Your objective: Read the records below. Copy each line where the string "icon" occurs.

Data in this exercise:
-*-
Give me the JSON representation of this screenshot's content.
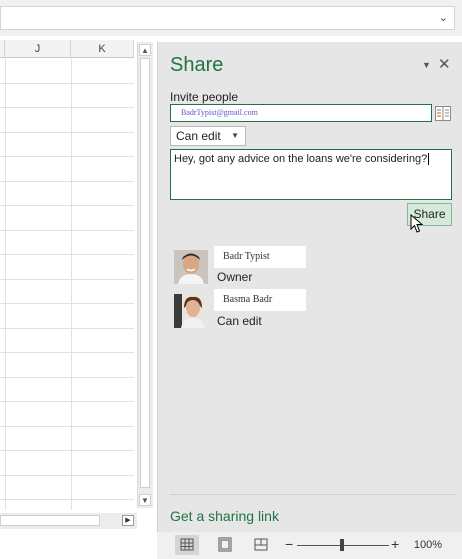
{
  "formula_bar": {
    "dropdown_icon": "chevron-down-icon"
  },
  "grid": {
    "columns": [
      "J",
      "K"
    ],
    "rows": 19
  },
  "share_pane": {
    "title": "Share",
    "menu_icon": "pane-options-icon",
    "close_icon": "close-icon",
    "invite_label": "Invite people",
    "invite_value": "BadrTypist@gmail.com",
    "address_book_icon": "address-book-icon",
    "permission": "Can edit",
    "message": "Hey, got any advice on the loans we're considering?",
    "share_button": "Share",
    "people": [
      {
        "name": "Badr Typist",
        "role": "Owner"
      },
      {
        "name": "Basma Badr",
        "role": "Can edit"
      }
    ],
    "sharing_link": "Get a sharing link"
  },
  "status_bar": {
    "views": [
      "normal-view-icon",
      "page-layout-view-icon",
      "page-break-preview-icon"
    ],
    "zoom_minus": "−",
    "zoom_plus": "+",
    "zoom_level": "100%"
  },
  "colors": {
    "accent": "#217346",
    "pane_bg": "#e6e6e6",
    "share_button_bg": "#d6ead9"
  }
}
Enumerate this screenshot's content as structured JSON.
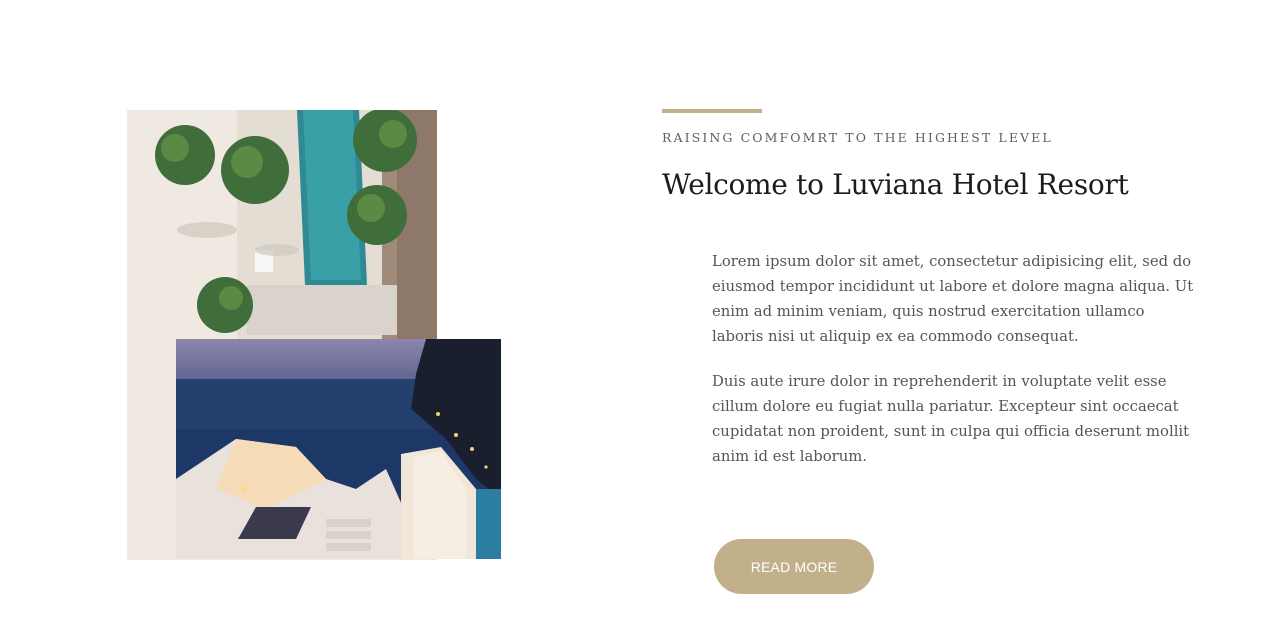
{
  "about": {
    "eyebrow": "RAISING COMFOMRT TO THE HIGHEST LEVEL",
    "title": "Welcome to Luviana Hotel Resort",
    "paragraphs": [
      "Lorem ipsum dolor sit amet, consectetur adipisicing elit, sed do eiusmod tempor incididunt ut labore et dolore magna aliqua. Ut enim ad minim veniam, quis nostrud exercitation ullamco laboris nisi ut aliquip ex ea commodo consequat.",
      "Duis aute irure dolor in reprehenderit in voluptate velit esse cillum dolore eu fugiat nulla pariatur. Excepteur sint occaecat cupidatat non proident, sunt in culpa qui officia deserunt mollit anim id est laborum."
    ],
    "button_label": "READ MORE"
  },
  "images": {
    "back_photo": "aerial-pool-palms",
    "front_photo": "seaside-terrace-dusk"
  },
  "colors": {
    "accent": "#c2b08a",
    "heading": "#1c1c1c",
    "body": "#555555"
  }
}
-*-
Response for this exercise:
    "dropdown_icon": "chevron-down-icon"
    "menu_icon": "pane-options-icon",
    "close_icon": "close-icon",
    "address_book_icon": "address-book-icon",
      "normal-view-icon",
      "page-layout-view-icon",
      "page-break-preview-icon"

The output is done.